The effects of a perceptual-motor development program on children with Developmental Coordination Disorder
Thesis (M Sport Sc (Sport Science))--University of Stellenbosch, 2005.
The purpose of this study was to determine the effectiveness of a perceptual-motor development programme for children with Developmental Coordination Disorder (DCD), as identified on the Movement Assessment Battery for Children (M-ABC). A pre- and post-test design was employed in the study and data were reported as case studies. The programme included a cognitive approach to perceptual-motor activities, with special attention to visual perception. The intervention programme was implemented over six consecutive weeks, with two 45-minute sessions each week.

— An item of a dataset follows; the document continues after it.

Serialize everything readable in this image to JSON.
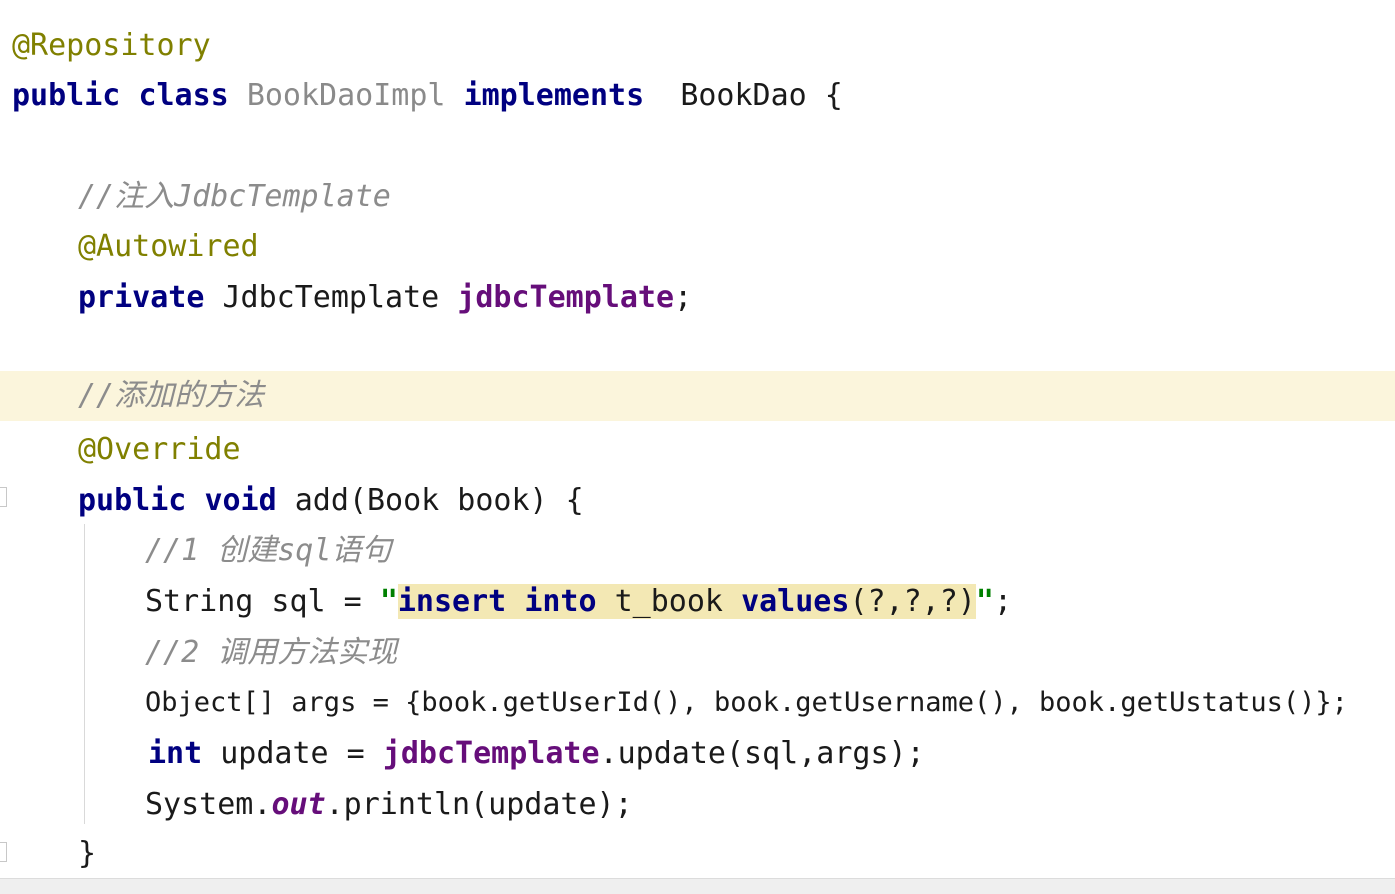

The motor proficiency of nine of the 12 children who participated in this study improved to the point where they were no longer classified as having DCD. The reasons for this improvement could be attributed to the regular practise provided by the perceptual-motor activities that were the content of the program and to the method of presentation, i.e. the cognitive strategies that were child-centred, which could have helped develop self-confidence in the children. These results are in agreement with the research of Schoemaker and Kalverboer (1994) that many children with DCD may learn to overcome or cope with their movement problems. The three children who performed most poorly on the M-ABC pre-test did not improve over the course of the intervention programme. A thorough examination of their perceptual-motor system could provide more information about the various factors that may contribute to their movement problems. It is also possible that the programme simply was not long enough for these children (they did not get enough practise) and/or they were not able to respond to the child-centred cognitive approach in such a short period of time.